It’s almost amusing how many journalists over the years have claimed they ‘discovered’ the Love Canal.
I still remember one Buffalo newscaster, who left the television station years ago for a West Coast job that didn’t pan out. During his on-camera farewell appearance in the Queen City, he talked how he had covered that infamous story. In retrospect, I don’t think he ever set foot in the chemically-contaminated neighborhood.
Now nearly 40 years later, however, the record has been set straight in an informative new book, “Love Canal: A Toxic History from Colonial Times to the Present,” by Richard S. Newman (Oxford University Press, hardcover, 306 pages, $29.95). While the author cites several news reporters for their well-deserved work – excluding the TV guy from Buffalo — he praises Michael H. Brown, a former Niagara Gazette reporter, as best exemplifying the new “journalistic sensibility” that emerged from the Love Canal saga.
Longtime residents have many stories about that disaster that erupted in the summer of 1978 — forcing hundreds of families to flee their LaSalle area homes — and the protest movement that launched a grassroots era of environmental concern. The author adds: “His (Brown’s) visceral reporting style influenced by the so-called New Journalism of the 1960s — where investigative correspondents inserted themselves into the story — brought toxic landscapes alive for readers.”
A Niagara Falls native and Fordham Unversity graduate who interned at Newsday on Long Island, Brown joined the Niagara Gazette staff in 1977. Within a few months, he was watching as engineers probed the old canal bed where the Hooker Chemical Co. had dumped huge amounts of toxic byproducts from the 1940s until the early 1950s. Brown was acutely aware of the need to ignore most of the puff-piece news releases that Hooker executives kept grinding out in its defense.
In fact, on his own initiative, he asked homeowners if he could check out reports that chemical waste had oozed down their basement walls and out to their backyards. At one point, Brown even collected samples from sump pumps to be tested, helping with his investigation. No one, of course, could claim having discovered the Love Canal but Brown was definitely out front in his aggressive and relentless pursuit of the toxic dump here and in other communities. One of his books, “Laying Waste: The Poisoning of America by Toxic Chemicals” was adapted for articles in the New York Times Magazine, the Atlantic Monthly, Rolling Stone and for other magazines and newspapers across the U.S.
Brown was quick to delve into the real concerns that shaped one of the most significant environmental stories in decades, a crisis that at times threatened to eclipse Niagara’s fame as a travel destination. Tourist industry officials cringed when they heard reports of out-of-town callers — planning to visit here — wondering if the water here was safe to drink. Meanwhile, Lois Gibbs, a Love Canal resident, was sounding the alarm for the state officials and health authorities to respond before it was too late.
In the end, Brown’s reporting was nominated for three categories of the Pulitzer Prize and drew a special award from the Environmental Protection Agency.
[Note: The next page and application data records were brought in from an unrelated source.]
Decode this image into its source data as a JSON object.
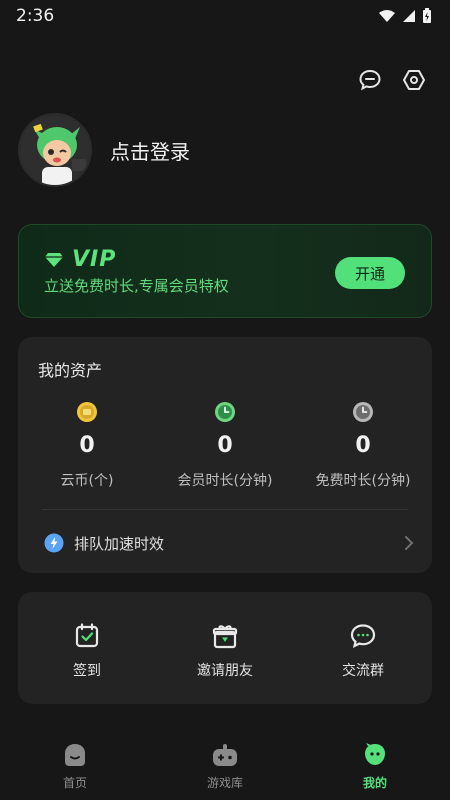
{
  "status_bar": {
    "time": "2:36"
  },
  "header": {
    "message_icon": "chat-bubble-icon",
    "settings_icon": "gear-hexagon-icon"
  },
  "profile": {
    "login_text": "点击登录"
  },
  "vip": {
    "title": "VIP",
    "subtitle": "立送免费时长,专属会员特权",
    "button_label": "开通",
    "accent_color": "#52e07a"
  },
  "assets": {
    "title": "我的资产",
    "items": [
      {
        "value": "0",
        "label": "云币(个)",
        "icon": "coin-icon"
      },
      {
        "value": "0",
        "label": "会员时长(分钟)",
        "icon": "green-clock-icon"
      },
      {
        "value": "0",
        "label": "免费时长(分钟)",
        "icon": "gray-clock-icon"
      }
    ],
    "queue_label": "排队加速时效"
  },
  "actions": [
    {
      "label": "签到",
      "icon": "calendar-check-icon"
    },
    {
      "label": "邀请朋友",
      "icon": "gift-icon"
    },
    {
      "label": "交流群",
      "icon": "chat-group-icon"
    }
  ],
  "bottom_nav": [
    {
      "label": "首页",
      "icon": "home-icon",
      "active": false
    },
    {
      "label": "游戏库",
      "icon": "gamepad-icon",
      "active": false
    },
    {
      "label": "我的",
      "icon": "profile-face-icon",
      "active": true
    }
  ]
}
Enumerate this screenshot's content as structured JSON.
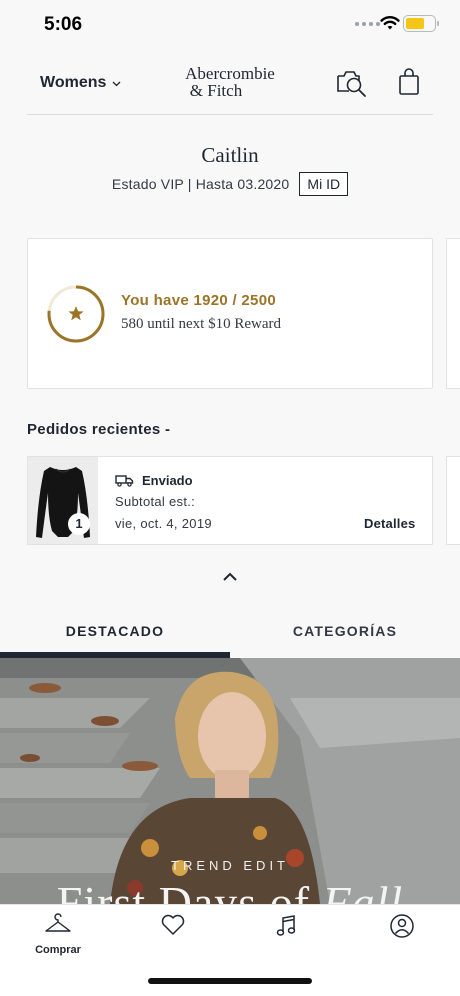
{
  "status_bar": {
    "time": "5:06"
  },
  "header": {
    "category_selector": "Womens",
    "logo_line1": "Abercrombie",
    "logo_line2": "& Fitch"
  },
  "profile": {
    "name": "Caitlin",
    "status": "Estado VIP | Hasta 03.2020",
    "id_button": "Mi ID"
  },
  "rewards": {
    "points_text": "You have 1920 / 2500",
    "next_reward_text": "580 until next $10 Reward",
    "progress": 0.768,
    "accent_color": "#9c7428"
  },
  "orders": {
    "title": "Pedidos recientes -",
    "items": [
      {
        "status": "Enviado",
        "subtotal_label": "Subtotal est.:",
        "date": "vie, oct. 4, 2019",
        "details_link": "Detalles",
        "quantity": "1"
      }
    ]
  },
  "tabs": [
    {
      "label": "DESTACADO",
      "active": true
    },
    {
      "label": "CATEGORÍAS",
      "active": false
    }
  ],
  "hero": {
    "eyebrow": "TREND EDIT",
    "title_part1": "First Days of ",
    "title_part2": "Fall"
  },
  "bottom_nav": [
    {
      "label": "Comprar",
      "icon": "hanger-icon"
    },
    {
      "label": "",
      "icon": "heart-icon"
    },
    {
      "label": "",
      "icon": "music-note-icon"
    },
    {
      "label": "",
      "icon": "account-icon"
    }
  ],
  "colors": {
    "navy": "#1f2733",
    "gold": "#9c7428",
    "battery": "#f5c518"
  }
}
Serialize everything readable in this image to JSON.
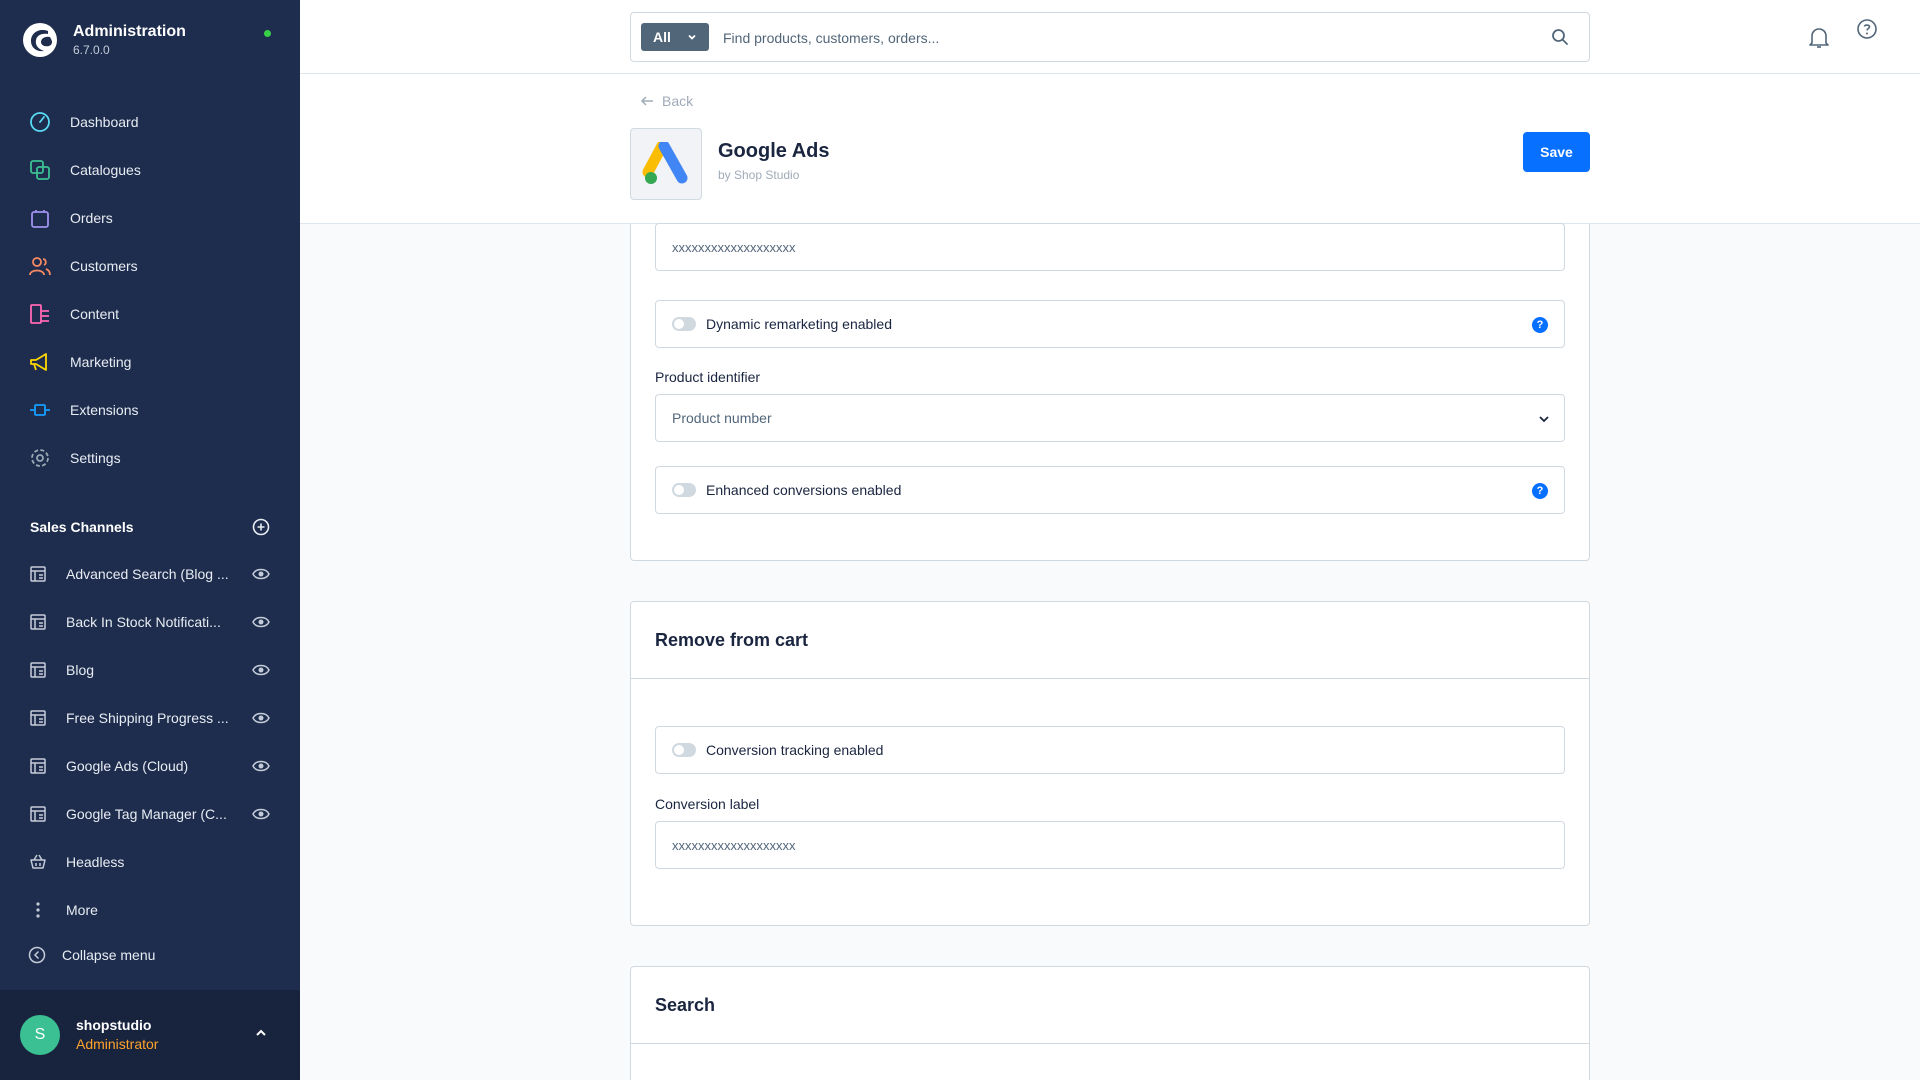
{
  "brand": {
    "title": "Administration",
    "version": "6.7.0.0"
  },
  "nav": [
    {
      "label": "Dashboard",
      "icon": "dashboard-icon",
      "color": "#57d9f2"
    },
    {
      "label": "Catalogues",
      "icon": "catalogues-icon",
      "color": "#3bc093"
    },
    {
      "label": "Orders",
      "icon": "orders-icon",
      "color": "#a092f0"
    },
    {
      "label": "Customers",
      "icon": "customers-icon",
      "color": "#f88962"
    },
    {
      "label": "Content",
      "icon": "content-icon",
      "color": "#ff68b4"
    },
    {
      "label": "Marketing",
      "icon": "marketing-icon",
      "color": "#ffd700"
    },
    {
      "label": "Extensions",
      "icon": "extensions-icon",
      "color": "#189eff"
    },
    {
      "label": "Settings",
      "icon": "settings-icon",
      "color": "#9aa8b5"
    }
  ],
  "sales_channels": {
    "title": "Sales Channels",
    "items": [
      {
        "label": "Advanced Search (Blog ..."
      },
      {
        "label": "Back In Stock Notificati..."
      },
      {
        "label": "Blog"
      },
      {
        "label": "Free Shipping Progress ..."
      },
      {
        "label": "Google Ads (Cloud)"
      },
      {
        "label": "Google Tag Manager (C..."
      },
      {
        "label": "Headless"
      },
      {
        "label": "More"
      }
    ],
    "collapse_label": "Collapse menu"
  },
  "user": {
    "initial": "S",
    "name": "shopstudio",
    "role": "Administrator"
  },
  "topbar": {
    "search_type": "All",
    "search_placeholder": "Find products, customers, orders..."
  },
  "header": {
    "back_label": "Back",
    "app_title": "Google Ads",
    "app_by": "by Shop Studio",
    "save_label": "Save"
  },
  "top_card": {
    "id_value": "xxxxxxxxxxxxxxxxxxx",
    "dynamic_remarketing_label": "Dynamic remarketing enabled",
    "product_identifier_label": "Product identifier",
    "product_identifier_value": "Product number",
    "enhanced_conversions_label": "Enhanced conversions enabled",
    "help_glyph": "?"
  },
  "remove_from_cart": {
    "title": "Remove from cart",
    "conversion_tracking_label": "Conversion tracking enabled",
    "conversion_label_label": "Conversion label",
    "conversion_label_value": "xxxxxxxxxxxxxxxxxxx"
  },
  "search_card": {
    "title": "Search"
  }
}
As you may remember, President Jimmy Carter came to Niagara Falls in late 1980 to sign the special legislation that would become known as the Superfund. It was to control toxic wastes at the Love Canal, and others that had come to light.
Brown and his wife Lisa, parents of three children, later moved to Florida.